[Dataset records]
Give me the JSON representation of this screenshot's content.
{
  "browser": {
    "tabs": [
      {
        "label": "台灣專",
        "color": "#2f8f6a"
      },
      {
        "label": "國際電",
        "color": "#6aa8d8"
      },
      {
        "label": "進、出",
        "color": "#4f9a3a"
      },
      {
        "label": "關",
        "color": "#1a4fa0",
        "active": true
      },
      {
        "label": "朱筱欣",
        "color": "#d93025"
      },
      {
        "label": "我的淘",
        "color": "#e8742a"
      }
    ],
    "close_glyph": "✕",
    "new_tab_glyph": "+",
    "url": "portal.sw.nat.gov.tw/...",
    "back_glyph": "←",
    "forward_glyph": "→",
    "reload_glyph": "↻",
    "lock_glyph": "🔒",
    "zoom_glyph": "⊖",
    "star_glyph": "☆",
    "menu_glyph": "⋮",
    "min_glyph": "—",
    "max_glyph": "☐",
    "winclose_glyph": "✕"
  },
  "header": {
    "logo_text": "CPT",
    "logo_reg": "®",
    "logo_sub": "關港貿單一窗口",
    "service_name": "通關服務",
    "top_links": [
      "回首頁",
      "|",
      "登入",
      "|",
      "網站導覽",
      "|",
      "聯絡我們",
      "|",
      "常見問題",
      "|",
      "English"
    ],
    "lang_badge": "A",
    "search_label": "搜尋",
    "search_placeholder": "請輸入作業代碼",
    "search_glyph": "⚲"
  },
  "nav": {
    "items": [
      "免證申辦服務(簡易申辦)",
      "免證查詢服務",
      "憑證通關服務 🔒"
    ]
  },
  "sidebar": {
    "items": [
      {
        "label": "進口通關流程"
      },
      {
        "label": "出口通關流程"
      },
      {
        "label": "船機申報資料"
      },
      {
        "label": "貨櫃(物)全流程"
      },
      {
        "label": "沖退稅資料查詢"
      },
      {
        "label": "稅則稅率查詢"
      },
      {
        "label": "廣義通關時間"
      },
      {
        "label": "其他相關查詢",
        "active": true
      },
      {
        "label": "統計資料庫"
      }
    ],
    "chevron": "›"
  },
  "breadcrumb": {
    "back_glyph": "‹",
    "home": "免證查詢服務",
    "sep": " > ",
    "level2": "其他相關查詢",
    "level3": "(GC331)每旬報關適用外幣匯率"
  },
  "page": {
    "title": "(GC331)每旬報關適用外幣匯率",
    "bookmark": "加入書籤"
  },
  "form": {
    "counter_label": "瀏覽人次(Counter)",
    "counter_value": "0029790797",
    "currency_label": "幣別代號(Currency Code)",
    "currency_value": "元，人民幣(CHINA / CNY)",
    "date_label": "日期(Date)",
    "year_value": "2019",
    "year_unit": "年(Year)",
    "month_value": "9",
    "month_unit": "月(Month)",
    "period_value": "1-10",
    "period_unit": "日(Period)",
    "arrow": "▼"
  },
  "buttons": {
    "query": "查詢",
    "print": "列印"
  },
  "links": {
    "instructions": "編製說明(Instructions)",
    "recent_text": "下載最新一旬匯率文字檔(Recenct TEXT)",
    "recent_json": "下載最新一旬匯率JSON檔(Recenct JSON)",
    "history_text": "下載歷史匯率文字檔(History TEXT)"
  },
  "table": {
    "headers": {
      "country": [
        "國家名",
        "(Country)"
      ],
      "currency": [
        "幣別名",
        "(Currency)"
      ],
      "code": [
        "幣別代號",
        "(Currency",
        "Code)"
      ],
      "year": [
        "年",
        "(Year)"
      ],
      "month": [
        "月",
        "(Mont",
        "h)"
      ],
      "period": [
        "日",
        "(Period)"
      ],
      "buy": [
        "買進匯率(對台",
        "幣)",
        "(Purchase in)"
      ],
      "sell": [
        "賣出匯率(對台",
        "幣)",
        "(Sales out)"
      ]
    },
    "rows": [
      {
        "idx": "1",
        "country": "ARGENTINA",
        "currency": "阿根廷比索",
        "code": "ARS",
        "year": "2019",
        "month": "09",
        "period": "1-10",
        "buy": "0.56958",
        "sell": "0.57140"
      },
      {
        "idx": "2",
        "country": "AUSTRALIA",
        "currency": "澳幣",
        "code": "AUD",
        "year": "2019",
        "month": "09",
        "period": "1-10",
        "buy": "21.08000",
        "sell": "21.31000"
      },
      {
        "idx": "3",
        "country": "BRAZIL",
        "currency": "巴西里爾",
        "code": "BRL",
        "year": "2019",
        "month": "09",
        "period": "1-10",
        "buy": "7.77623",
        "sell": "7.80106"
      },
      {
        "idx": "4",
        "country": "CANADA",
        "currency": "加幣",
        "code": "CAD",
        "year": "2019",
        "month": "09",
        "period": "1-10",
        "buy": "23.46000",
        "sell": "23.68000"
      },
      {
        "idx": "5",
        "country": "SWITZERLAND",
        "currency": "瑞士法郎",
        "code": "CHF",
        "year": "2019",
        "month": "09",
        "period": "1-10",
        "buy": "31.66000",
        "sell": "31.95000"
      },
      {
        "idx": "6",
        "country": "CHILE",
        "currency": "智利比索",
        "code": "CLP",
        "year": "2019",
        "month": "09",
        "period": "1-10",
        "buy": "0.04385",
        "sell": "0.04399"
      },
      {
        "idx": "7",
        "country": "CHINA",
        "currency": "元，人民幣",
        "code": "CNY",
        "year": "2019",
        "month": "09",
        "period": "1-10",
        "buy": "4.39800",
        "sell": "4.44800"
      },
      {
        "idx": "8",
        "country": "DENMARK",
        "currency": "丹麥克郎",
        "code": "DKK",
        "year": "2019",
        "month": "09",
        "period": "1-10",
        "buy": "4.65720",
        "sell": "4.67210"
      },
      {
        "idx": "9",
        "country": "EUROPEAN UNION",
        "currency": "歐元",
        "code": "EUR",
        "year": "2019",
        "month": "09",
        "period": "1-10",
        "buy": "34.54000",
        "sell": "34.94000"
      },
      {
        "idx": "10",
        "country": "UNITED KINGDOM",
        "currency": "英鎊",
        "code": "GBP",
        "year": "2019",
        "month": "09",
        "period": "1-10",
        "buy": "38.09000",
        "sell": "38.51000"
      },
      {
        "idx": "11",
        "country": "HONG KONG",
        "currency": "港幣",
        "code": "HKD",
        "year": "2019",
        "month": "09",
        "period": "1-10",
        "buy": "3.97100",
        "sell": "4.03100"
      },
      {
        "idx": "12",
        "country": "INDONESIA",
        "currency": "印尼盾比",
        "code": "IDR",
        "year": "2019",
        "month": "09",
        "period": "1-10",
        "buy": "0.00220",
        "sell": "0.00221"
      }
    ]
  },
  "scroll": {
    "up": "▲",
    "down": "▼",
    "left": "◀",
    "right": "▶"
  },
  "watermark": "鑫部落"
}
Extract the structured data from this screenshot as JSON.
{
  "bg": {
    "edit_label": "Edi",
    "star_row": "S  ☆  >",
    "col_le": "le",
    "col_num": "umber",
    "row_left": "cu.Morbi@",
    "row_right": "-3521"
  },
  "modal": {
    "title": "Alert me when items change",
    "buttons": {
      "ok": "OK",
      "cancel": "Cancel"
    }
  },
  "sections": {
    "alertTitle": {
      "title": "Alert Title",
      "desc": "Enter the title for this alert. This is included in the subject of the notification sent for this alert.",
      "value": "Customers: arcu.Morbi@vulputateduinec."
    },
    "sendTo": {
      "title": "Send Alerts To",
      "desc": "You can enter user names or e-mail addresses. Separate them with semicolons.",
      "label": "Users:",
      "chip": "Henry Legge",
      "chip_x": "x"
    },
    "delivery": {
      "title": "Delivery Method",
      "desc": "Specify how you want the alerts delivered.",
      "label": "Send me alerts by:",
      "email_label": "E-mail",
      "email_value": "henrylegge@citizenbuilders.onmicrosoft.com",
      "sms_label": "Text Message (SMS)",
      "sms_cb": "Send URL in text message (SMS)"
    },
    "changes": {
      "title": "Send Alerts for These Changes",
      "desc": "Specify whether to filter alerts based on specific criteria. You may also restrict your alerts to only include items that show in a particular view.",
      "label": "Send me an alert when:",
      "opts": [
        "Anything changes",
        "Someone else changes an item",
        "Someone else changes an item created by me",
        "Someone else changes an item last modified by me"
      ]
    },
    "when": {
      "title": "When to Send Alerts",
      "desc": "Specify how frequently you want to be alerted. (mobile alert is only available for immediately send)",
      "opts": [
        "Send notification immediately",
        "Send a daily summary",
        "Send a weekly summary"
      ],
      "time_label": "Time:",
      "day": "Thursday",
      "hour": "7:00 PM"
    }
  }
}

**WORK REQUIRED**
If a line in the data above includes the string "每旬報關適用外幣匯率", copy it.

**THE COMPLETED TASK**
    "level3": "(GC331)每旬報關適用外幣匯率"
    "title": "(GC331)每旬報關適用外幣匯率",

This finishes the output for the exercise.